● **Data shown**:
+++++
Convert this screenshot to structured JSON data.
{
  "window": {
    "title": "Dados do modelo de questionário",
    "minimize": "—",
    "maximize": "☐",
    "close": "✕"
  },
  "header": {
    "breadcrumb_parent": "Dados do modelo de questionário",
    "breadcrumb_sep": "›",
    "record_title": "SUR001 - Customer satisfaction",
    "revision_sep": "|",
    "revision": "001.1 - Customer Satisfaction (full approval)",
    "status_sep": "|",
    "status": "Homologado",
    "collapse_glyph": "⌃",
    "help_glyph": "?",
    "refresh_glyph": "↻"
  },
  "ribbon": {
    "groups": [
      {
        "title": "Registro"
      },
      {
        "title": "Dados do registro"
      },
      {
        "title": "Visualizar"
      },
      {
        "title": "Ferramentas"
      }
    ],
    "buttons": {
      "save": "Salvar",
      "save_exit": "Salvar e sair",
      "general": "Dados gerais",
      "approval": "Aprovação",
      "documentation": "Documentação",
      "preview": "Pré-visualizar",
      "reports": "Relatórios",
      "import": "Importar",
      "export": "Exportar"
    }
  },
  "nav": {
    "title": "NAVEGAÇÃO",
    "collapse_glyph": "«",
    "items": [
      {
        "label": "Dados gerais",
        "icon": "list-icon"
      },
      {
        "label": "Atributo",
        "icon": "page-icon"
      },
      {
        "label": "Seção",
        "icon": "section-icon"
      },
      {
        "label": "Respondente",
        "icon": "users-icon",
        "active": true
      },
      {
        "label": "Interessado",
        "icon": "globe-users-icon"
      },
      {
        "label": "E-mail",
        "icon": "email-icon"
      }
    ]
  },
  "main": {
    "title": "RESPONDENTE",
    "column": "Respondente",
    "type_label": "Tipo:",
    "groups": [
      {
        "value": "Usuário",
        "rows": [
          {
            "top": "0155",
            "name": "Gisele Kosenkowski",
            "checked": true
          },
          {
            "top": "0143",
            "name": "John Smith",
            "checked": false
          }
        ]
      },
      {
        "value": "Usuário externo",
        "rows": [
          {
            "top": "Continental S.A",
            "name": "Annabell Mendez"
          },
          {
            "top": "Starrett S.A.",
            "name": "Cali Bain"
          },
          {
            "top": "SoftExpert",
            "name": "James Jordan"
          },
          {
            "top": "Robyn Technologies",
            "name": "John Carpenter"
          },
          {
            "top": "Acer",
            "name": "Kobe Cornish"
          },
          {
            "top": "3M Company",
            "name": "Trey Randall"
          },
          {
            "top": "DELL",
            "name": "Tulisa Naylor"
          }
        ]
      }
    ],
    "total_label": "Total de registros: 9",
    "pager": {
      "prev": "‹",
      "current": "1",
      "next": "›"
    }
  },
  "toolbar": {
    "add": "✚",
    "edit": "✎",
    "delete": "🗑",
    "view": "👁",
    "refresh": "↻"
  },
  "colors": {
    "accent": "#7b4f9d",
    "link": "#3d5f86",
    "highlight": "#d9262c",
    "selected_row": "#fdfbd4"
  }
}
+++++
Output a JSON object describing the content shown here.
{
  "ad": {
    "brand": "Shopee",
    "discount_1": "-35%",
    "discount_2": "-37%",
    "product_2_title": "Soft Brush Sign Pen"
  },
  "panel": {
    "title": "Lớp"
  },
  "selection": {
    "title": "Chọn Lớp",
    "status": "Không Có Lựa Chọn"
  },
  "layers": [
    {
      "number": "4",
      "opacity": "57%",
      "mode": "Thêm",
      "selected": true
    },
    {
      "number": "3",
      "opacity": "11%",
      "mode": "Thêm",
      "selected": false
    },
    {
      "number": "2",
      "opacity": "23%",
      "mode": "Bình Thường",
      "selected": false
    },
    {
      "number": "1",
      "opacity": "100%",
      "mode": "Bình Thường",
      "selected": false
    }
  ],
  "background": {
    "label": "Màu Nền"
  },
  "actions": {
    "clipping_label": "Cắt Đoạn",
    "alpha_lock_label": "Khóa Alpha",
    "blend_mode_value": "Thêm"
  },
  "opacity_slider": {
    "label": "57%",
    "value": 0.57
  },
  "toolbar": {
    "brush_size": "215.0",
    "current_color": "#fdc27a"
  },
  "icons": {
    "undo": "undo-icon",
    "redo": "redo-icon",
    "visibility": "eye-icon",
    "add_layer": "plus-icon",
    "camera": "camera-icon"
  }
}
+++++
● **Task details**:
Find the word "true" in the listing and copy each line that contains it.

● **Response**:
        "active": true
            "checked": true
      "selected": true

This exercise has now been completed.